Randy DeSoto is the senior staff writer for The Western Journal. He wrote and was the assistant producer of the documentary film "I Want Your Money" about the perils of Big Government, comparing the presidencies of Ronald Reagan and Barack Obama. Randy is the author of the book "We Hold These Truths," which addresses how leaders have appealed to beliefs found in the Declaration of Independence at defining moments in our nation's history. He has been published in several political sites and newspapers.

Randy graduated from the United States Military Academy at West Point with a BS in political science and Regent University School of Law with a juris doctorate.

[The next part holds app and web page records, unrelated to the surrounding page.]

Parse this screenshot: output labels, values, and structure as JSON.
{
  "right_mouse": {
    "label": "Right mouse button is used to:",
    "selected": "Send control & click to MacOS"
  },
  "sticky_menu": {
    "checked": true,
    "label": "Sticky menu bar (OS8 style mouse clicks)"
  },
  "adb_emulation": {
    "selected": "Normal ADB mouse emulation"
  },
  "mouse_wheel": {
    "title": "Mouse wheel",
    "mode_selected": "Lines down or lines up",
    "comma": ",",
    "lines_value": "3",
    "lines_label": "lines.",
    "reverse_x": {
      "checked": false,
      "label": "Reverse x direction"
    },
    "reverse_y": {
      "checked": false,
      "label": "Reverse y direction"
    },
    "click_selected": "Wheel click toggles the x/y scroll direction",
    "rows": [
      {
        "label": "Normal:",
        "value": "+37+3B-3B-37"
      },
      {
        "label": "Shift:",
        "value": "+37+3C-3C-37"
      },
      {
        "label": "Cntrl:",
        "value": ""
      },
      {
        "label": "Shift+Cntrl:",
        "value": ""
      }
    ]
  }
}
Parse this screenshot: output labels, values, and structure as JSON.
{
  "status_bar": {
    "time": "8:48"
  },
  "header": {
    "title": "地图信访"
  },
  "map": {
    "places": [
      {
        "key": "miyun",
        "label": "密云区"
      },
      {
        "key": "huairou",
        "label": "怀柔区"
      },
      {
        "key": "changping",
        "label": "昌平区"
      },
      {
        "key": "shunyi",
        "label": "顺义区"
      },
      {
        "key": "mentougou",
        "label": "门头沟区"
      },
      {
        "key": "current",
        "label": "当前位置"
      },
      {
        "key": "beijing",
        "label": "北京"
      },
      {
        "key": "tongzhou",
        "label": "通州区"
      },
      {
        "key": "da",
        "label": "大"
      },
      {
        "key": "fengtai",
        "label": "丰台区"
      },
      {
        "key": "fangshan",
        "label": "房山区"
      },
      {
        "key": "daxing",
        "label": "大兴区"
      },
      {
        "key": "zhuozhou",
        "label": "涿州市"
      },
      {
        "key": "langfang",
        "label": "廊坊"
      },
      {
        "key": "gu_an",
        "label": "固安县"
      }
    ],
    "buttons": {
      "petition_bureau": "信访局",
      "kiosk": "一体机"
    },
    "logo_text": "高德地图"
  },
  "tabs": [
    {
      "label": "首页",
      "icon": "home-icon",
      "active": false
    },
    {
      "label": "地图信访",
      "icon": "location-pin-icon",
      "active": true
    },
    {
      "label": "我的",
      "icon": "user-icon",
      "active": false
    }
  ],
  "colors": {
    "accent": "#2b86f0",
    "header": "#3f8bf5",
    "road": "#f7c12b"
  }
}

Harrisburg, Pennsylvania
Graduated dean's list from West Point
United States Military Academy at West Point, Regent University School of Law
Books Written
We Hold These Truths
Professional Memberships
Virginia and Pennsylvania state bars
Phoenix, Arizona
Languages Spoken
Topics of Expertise
Politics, Entertainment, Faith